Napier, a 23-year police veteran hoping to advance to the next rank, says that “unlike a traditional classroom where you can passively mark time and maybe go unnoticed, in the online classroom everyone has to contribute. Everyone has the opportunity to benefit from everyone else’s input.”
Through e-mails and collaborative assignments, he says, he was able to form friendships with students and instructors he never met in person. “You are also exposed to different points of view, and you develop a respect for those perspectives that may not have been so openly discussed in a traditional classroom,” he says. “Certainly, in a traditional classroom the synchronous discussions are bounded by class time. In the asynchronous online classroom, there are no artificial boundaries to the discussion. I found myself looking forward each evening to reading the posts of my fellow students.”
Napier says the program also helped him when dealing with juvenile justice issues. “I definitely have a new perspective as a result of my engaging the material and being forced to confront it from a viewpoint other than law enforcement,” he says.
Teachers say the online classroom is informing their work in the campus classroom, as well. “Doing an online course at first feels like writing a book and then feels like putting on a Broadway show,” says Cadigan. “There are so many elements that have to be incorporated. It requires you to be very critical of the material you include or exclude and how you present it an interesting or informative way.”
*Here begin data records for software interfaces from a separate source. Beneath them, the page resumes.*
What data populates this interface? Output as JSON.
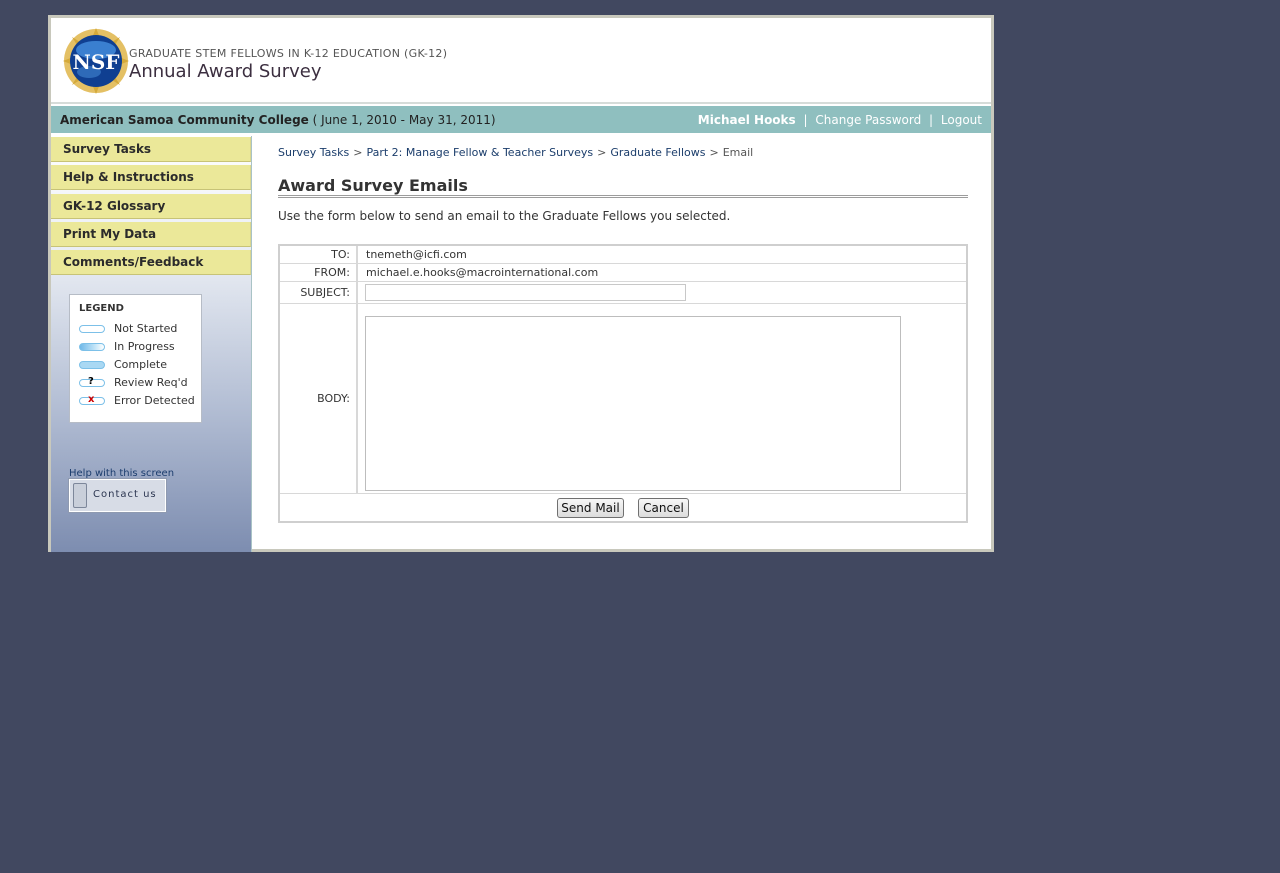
{
  "header": {
    "logo_text": "NSF",
    "program_title": "GRADUATE STEM FELLOWS IN K-12 EDUCATION (GK-12)",
    "survey_title": "Annual Award Survey"
  },
  "orgbar": {
    "organization": "American Samoa Community College",
    "period": "( June 1, 2010 - May 31, 2011)",
    "user": "Michael Hooks",
    "separator": "|",
    "change_password": "Change Password",
    "logout": "Logout"
  },
  "sidebar": {
    "nav": [
      {
        "label": "Survey Tasks"
      },
      {
        "label": "Help & Instructions"
      },
      {
        "label": "GK-12 Glossary"
      },
      {
        "label": "Print My Data"
      },
      {
        "label": "Comments/Feedback"
      }
    ],
    "legend": {
      "title": "LEGEND",
      "items": [
        {
          "label": "Not Started",
          "icon": "status-not-started-icon"
        },
        {
          "label": "In Progress",
          "icon": "status-in-progress-icon"
        },
        {
          "label": "Complete",
          "icon": "status-complete-icon"
        },
        {
          "label": "Review Req'd",
          "icon": "status-review-icon",
          "mark": "?"
        },
        {
          "label": "Error Detected",
          "icon": "status-error-icon",
          "mark": "x"
        }
      ]
    },
    "help_label": "Help with this screen",
    "contact_label": "Contact us"
  },
  "breadcrumb": {
    "items": [
      "Survey Tasks",
      "Part 2: Manage Fellow & Teacher Surveys",
      "Graduate Fellows"
    ],
    "current": "Email",
    "separator": ">"
  },
  "page": {
    "title": "Award Survey Emails",
    "intro": "Use the form below to send an email to the Graduate Fellows you selected."
  },
  "form": {
    "to_label": "TO:",
    "to_value": "tnemeth@icfi.com",
    "from_label": "FROM:",
    "from_value": "michael.e.hooks@macrointernational.com",
    "subject_label": "SUBJECT:",
    "subject_value": "",
    "body_label": "BODY:",
    "body_value": "",
    "send_label": "Send Mail",
    "cancel_label": "Cancel"
  },
  "colors": {
    "background": "#414860",
    "orgbar": "#8fbfbf",
    "nav": "#ebe899",
    "link": "#1b3d6b"
  }
}
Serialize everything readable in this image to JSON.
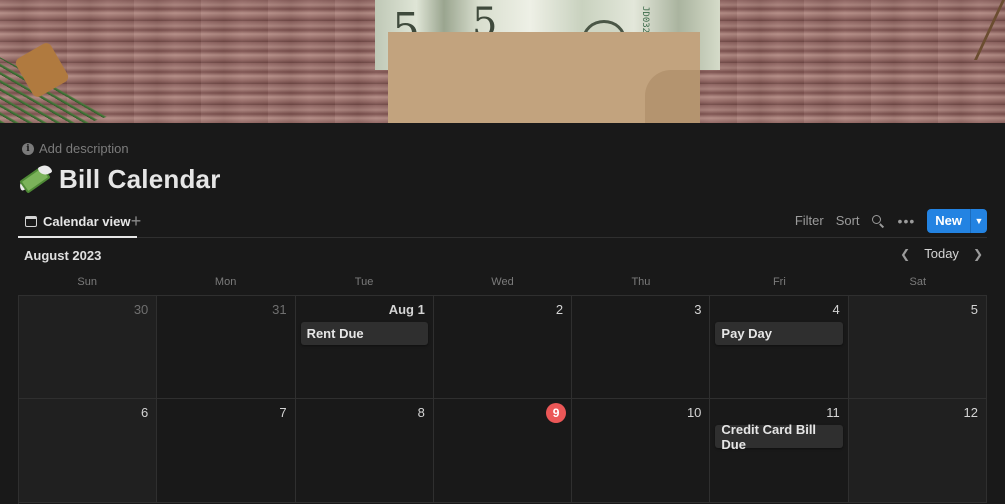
{
  "page": {
    "add_description": "Add description",
    "title": "Bill Calendar",
    "icon": "money-with-wings-icon"
  },
  "view": {
    "tab_label": "Calendar view",
    "add_view_glyph": "+",
    "filter": "Filter",
    "sort": "Sort",
    "more_glyph": "•••",
    "new_label": "New"
  },
  "calendar": {
    "month": "August 2023",
    "today_label": "Today",
    "weekdays": [
      "Sun",
      "Mon",
      "Tue",
      "Wed",
      "Thu",
      "Fri",
      "Sat"
    ],
    "weeks": [
      [
        {
          "day": "30",
          "other": true
        },
        {
          "day": "31",
          "other": true
        },
        {
          "day": "Aug 1",
          "event": "Rent Due"
        },
        {
          "day": "2"
        },
        {
          "day": "3"
        },
        {
          "day": "4",
          "event": "Pay Day"
        },
        {
          "day": "5"
        }
      ],
      [
        {
          "day": "6"
        },
        {
          "day": "7"
        },
        {
          "day": "8"
        },
        {
          "day": "9",
          "today": true
        },
        {
          "day": "10"
        },
        {
          "day": "11",
          "event": "Credit Card Bill Due"
        },
        {
          "day": "12"
        }
      ]
    ]
  },
  "colors": {
    "background": "#191919",
    "accent": "#2383e2",
    "today": "#eb5757"
  }
}
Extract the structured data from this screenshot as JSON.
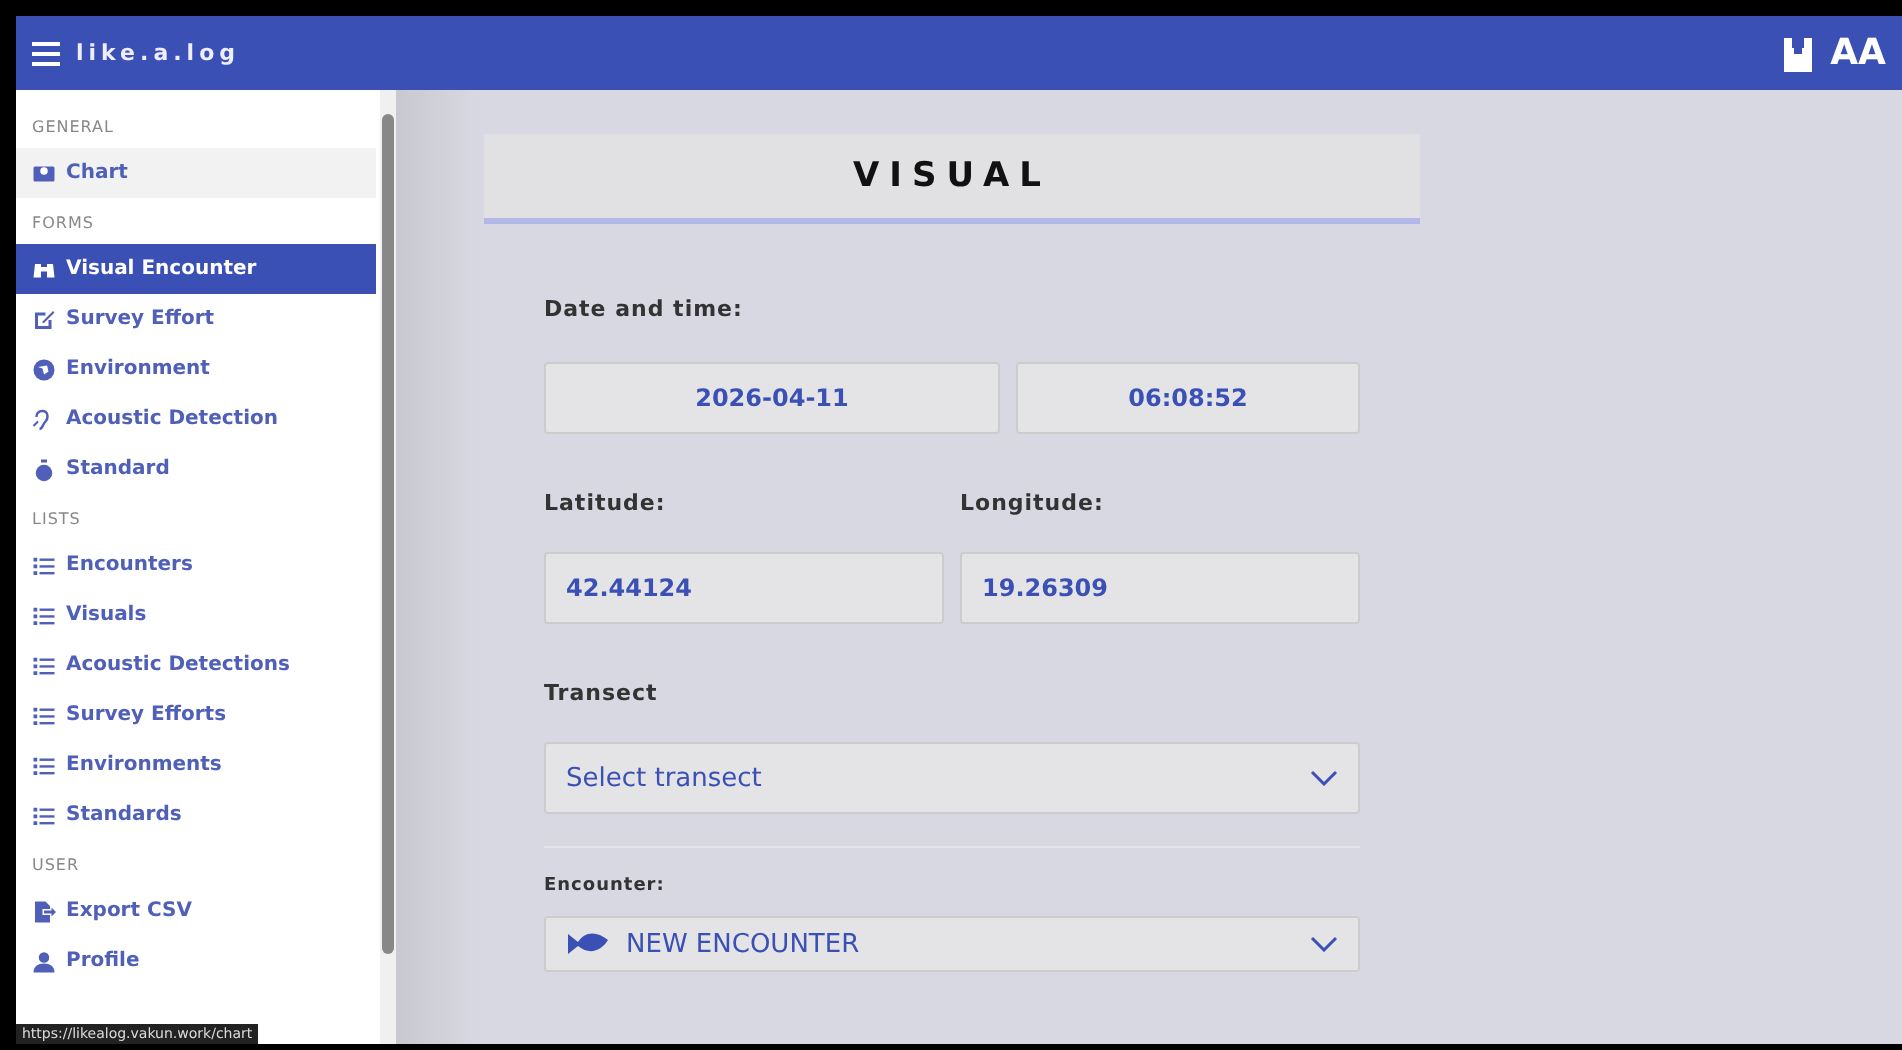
{
  "header": {
    "title": "like.a.log",
    "right_label": "AA"
  },
  "sidebar": {
    "sections": [
      {
        "title": "GENERAL",
        "items": [
          {
            "label": "Chart",
            "selected": false,
            "hovered": true
          }
        ]
      },
      {
        "title": "FORMS",
        "items": [
          {
            "label": "Visual Encounter",
            "selected": true,
            "hovered": false
          },
          {
            "label": "Survey Effort",
            "selected": false,
            "hovered": false
          },
          {
            "label": "Environment",
            "selected": false,
            "hovered": false
          },
          {
            "label": "Acoustic Detection",
            "selected": false,
            "hovered": false
          },
          {
            "label": "Standard",
            "selected": false,
            "hovered": false
          }
        ]
      },
      {
        "title": "LISTS",
        "items": [
          {
            "label": "Encounters",
            "selected": false,
            "hovered": false
          },
          {
            "label": "Visuals",
            "selected": false,
            "hovered": false
          },
          {
            "label": "Acoustic Detections",
            "selected": false,
            "hovered": false
          },
          {
            "label": "Survey Efforts",
            "selected": false,
            "hovered": false
          },
          {
            "label": "Environments",
            "selected": false,
            "hovered": false
          },
          {
            "label": "Standards",
            "selected": false,
            "hovered": false
          }
        ]
      },
      {
        "title": "USER",
        "items": [
          {
            "label": "Export CSV",
            "selected": false,
            "hovered": false
          },
          {
            "label": "Profile",
            "selected": false,
            "hovered": false
          }
        ]
      }
    ]
  },
  "status_url": "https://likealog.vakun.work/chart",
  "form": {
    "title": "VISUAL",
    "date_label": "Date and time:",
    "date": "2026-04-11",
    "time": "06:08:52",
    "latitude_label": "Latitude:",
    "latitude": "42.44124",
    "longitude_label": "Longitude:",
    "longitude": "19.26309",
    "transect_label": "Transect",
    "transect_placeholder": "Select transect",
    "encounter_label": "Encounter:",
    "encounter_value": "NEW ENCOUNTER"
  }
}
Part of the future
Halfond sees distance education as an increasingly important aspect of his college’s offerings: he expects online students to make up as much as half of MET’s enrollment in the next few years. “It’s always challenging to maintain the image and reputation of the University providing an online course, because there are so many poor-quality online programs out there,” he says. “We want to continue our distance education program and do so in a way that maintains our educational philosophy and quality.”